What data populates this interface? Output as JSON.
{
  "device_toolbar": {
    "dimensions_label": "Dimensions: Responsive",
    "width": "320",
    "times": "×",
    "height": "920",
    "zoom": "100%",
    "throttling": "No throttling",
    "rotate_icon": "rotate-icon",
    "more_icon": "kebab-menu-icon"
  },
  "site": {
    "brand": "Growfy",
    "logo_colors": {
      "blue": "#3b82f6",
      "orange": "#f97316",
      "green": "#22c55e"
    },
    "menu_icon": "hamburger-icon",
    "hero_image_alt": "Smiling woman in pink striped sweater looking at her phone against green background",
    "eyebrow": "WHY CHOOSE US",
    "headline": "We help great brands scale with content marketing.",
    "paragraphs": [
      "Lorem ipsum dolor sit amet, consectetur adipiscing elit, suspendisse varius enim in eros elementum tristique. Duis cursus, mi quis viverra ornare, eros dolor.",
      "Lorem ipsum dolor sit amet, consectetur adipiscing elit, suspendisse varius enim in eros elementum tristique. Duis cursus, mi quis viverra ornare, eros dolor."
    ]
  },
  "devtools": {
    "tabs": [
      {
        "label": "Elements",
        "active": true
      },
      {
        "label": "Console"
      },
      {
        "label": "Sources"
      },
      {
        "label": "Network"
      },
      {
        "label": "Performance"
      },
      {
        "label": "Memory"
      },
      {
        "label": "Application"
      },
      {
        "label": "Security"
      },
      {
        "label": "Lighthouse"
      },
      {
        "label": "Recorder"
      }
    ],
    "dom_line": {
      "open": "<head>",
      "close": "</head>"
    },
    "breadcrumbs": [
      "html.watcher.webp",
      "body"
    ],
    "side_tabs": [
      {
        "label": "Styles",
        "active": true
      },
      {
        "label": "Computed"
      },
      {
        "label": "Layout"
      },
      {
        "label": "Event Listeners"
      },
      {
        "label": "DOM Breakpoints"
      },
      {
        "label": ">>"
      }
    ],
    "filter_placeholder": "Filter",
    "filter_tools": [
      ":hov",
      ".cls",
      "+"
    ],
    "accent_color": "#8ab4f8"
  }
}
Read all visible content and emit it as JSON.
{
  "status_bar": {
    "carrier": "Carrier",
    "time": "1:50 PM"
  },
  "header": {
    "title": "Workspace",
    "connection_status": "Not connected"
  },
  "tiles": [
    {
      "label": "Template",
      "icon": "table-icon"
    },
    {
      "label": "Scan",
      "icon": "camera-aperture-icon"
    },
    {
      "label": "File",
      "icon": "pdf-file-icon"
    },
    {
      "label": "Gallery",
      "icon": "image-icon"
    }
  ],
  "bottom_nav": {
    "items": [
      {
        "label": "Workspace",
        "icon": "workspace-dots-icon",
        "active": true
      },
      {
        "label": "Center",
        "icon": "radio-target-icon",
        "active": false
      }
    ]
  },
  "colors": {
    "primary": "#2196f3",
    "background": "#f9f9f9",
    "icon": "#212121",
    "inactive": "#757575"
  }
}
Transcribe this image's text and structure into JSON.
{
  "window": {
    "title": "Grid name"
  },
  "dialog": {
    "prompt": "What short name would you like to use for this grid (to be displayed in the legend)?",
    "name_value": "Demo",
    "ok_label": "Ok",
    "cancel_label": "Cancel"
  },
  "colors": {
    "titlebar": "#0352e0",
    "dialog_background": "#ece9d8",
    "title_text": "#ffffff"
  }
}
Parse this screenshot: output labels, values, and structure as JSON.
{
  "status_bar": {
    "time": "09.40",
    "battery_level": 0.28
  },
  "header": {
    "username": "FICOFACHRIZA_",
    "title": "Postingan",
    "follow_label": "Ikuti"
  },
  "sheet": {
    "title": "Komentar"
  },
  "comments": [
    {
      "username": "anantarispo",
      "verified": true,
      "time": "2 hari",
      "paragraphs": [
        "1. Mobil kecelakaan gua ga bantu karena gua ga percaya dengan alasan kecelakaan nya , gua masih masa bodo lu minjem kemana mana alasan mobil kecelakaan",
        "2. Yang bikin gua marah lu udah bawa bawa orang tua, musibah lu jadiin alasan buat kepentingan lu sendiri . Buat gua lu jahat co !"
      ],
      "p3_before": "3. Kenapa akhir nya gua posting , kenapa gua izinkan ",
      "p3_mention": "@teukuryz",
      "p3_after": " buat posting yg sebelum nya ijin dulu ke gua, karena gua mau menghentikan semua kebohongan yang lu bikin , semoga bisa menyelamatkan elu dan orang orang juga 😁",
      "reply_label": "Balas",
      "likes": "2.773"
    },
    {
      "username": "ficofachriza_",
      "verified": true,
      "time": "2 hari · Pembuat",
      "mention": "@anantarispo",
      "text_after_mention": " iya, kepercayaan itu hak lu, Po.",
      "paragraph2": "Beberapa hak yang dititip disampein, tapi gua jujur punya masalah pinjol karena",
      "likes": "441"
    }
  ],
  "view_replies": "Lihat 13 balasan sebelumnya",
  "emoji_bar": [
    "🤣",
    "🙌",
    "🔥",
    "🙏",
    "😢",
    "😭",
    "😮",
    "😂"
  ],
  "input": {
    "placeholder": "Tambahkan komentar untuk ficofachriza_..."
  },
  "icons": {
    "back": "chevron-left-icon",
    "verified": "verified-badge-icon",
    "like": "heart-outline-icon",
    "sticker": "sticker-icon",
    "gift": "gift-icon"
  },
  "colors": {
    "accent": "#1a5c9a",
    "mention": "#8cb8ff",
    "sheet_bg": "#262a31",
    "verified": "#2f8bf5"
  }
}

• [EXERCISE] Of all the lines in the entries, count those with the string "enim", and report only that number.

• [WRITTEN REPLY] 2